1817 – He was born David Henry Thoreau on the 12th day of July this year in Concord, Massachusetts.
1833 – Between this year and year 1837, he studied at Harvard University. He lived in Hollis Hall and took courses in rhetoric, classics, philosophy, mathematics and science.
1835 – During a leave of absence from Harvard in this year, he taught school in Canton, Massachusetts.
1837 – After graduating this year, he joined the faculty of Concord Academy, but he refused to administer corporal punishment and the school board soon dismissed him.
1838 – He and his brother John then opened a grammar school in Concord.
1841 – The school ended when his brother John became fatally ill from tetanus.
1842 – His first essay published there was Natural History of Massachusetts; half book review, half natural history essay, it appeared in this year.
1843 – He moved to the home of William Emerson on Staten Island, tutoring the family sons while writing for New York periodicals, aided in part by his future literary representative Horace Greeley.

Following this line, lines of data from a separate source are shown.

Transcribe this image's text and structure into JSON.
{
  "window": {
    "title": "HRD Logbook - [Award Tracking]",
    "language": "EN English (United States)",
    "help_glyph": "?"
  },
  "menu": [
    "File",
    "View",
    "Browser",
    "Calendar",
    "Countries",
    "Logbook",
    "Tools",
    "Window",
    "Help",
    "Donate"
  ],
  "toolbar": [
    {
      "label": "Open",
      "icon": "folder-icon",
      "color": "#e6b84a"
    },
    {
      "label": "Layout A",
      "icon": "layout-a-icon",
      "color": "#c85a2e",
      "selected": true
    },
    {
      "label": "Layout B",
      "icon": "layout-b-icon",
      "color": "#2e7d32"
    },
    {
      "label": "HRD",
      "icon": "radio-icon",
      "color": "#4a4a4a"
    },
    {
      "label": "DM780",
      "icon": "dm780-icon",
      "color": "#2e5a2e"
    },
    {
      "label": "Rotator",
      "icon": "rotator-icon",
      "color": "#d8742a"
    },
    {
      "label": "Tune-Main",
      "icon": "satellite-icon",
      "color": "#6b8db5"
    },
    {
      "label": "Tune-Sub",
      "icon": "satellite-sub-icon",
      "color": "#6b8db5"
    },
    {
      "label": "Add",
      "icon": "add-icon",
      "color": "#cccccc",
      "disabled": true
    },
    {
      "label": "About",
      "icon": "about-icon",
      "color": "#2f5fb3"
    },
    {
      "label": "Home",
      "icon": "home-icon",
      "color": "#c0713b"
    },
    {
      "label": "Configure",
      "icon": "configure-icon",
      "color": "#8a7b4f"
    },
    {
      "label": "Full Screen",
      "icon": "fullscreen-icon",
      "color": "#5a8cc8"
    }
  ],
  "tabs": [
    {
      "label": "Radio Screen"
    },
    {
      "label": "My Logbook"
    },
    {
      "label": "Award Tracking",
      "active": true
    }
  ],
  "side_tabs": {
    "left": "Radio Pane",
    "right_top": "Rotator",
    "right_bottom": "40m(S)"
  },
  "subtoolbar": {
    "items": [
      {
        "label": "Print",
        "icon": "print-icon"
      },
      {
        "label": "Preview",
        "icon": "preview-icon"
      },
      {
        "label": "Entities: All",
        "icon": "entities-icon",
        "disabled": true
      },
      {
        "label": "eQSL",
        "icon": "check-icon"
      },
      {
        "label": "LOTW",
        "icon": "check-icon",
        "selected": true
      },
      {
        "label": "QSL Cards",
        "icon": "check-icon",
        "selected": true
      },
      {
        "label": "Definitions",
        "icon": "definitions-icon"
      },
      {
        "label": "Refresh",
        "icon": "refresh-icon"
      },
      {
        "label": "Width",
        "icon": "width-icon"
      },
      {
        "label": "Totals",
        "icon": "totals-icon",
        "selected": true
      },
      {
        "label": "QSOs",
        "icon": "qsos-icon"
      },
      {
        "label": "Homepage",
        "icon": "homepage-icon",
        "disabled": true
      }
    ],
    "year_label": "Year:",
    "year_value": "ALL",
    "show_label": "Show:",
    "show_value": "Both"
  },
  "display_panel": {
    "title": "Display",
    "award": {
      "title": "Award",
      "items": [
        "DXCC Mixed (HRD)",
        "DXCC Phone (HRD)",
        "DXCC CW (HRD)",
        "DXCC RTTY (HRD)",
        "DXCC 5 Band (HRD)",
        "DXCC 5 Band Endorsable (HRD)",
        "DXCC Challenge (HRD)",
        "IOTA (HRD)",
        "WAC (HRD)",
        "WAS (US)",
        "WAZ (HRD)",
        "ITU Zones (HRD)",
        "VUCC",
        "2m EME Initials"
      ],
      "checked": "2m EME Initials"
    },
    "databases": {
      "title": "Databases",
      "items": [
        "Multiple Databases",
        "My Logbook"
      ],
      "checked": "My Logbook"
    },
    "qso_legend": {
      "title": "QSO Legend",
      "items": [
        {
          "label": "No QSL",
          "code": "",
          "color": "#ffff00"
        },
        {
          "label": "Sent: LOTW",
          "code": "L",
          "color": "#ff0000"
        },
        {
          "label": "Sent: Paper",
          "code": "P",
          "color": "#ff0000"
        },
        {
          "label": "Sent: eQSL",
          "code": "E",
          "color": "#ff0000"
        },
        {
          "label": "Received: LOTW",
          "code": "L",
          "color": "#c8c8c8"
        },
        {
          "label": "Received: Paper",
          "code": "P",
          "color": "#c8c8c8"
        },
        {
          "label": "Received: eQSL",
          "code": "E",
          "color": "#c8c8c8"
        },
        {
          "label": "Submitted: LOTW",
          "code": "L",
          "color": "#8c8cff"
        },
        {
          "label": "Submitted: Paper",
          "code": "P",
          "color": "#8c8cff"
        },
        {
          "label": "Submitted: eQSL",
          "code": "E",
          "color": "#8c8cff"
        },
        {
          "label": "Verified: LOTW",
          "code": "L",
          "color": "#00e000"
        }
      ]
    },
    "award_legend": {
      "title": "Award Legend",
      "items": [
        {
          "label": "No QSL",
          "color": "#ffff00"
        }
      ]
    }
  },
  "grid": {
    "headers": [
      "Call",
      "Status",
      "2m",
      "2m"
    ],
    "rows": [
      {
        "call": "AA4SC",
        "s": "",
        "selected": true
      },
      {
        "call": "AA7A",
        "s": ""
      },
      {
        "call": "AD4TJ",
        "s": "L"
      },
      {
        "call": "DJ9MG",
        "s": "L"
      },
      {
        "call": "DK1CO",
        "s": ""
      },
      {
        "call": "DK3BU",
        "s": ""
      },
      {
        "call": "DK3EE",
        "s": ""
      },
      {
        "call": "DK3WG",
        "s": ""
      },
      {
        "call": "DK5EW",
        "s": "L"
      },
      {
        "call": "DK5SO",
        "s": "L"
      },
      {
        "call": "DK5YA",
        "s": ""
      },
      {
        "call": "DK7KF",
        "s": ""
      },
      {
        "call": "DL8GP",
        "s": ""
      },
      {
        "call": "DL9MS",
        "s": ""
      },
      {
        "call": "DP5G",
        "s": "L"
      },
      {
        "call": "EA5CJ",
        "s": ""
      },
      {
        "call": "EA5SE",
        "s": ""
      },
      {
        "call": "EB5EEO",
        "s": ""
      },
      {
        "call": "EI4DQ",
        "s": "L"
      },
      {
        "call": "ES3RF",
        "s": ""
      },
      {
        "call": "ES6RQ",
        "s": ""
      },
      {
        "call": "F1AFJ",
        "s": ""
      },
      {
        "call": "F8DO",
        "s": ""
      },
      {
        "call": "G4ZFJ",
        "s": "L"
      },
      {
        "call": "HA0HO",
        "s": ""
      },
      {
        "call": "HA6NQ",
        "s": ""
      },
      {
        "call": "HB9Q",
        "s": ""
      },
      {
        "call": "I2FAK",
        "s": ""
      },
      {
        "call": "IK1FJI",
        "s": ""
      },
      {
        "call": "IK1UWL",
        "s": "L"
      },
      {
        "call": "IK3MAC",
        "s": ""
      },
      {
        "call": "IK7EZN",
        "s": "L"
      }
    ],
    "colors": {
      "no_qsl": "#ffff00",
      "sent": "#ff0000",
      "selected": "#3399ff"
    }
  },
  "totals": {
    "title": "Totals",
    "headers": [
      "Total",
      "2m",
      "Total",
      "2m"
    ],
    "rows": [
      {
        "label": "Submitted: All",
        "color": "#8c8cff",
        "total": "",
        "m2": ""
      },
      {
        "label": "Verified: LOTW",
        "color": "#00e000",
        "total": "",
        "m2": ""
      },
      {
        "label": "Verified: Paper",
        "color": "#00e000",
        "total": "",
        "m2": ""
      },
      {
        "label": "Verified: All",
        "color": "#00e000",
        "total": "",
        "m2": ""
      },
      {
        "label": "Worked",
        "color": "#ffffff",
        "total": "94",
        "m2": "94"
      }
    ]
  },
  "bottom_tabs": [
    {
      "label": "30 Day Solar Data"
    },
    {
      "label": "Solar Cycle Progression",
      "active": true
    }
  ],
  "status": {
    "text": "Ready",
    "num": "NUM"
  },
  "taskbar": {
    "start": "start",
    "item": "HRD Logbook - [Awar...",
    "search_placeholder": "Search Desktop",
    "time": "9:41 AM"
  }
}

1844 – He and his friend Edward Hoar accidentally set a fire that consumed 300 acres of Walden Woods.
1846 – He ran into the local tax collector, Sam Staples, who asked him to pay six years of delinquent poll taxes. He refused because of his opposition to the Mexican-American War and slavery, and he spent a night in jail because of this refusal.
1848 – He delivered lectures “on The Rights and Duties of the Individual in relation to Government.”
1851 – He became increasingly fascinated with natural history and travel/expedition narratives. He read avidly on botany and often wrote observations on this topic into his Journal.
1859 – Following a late night excursion to count the rings of tree stumps during a rainstorm, he became ill with bronchitis. His health declined over three years with brief periods of remission, until he eventually became bedridden.
1862 – He died on May 6 of this year, at the age of 44. Originally buried in the Dunbar family plot, he and members of his immediate family were eventually moved to Sleepy Hollow Cemetery in Concord, Massachusetts.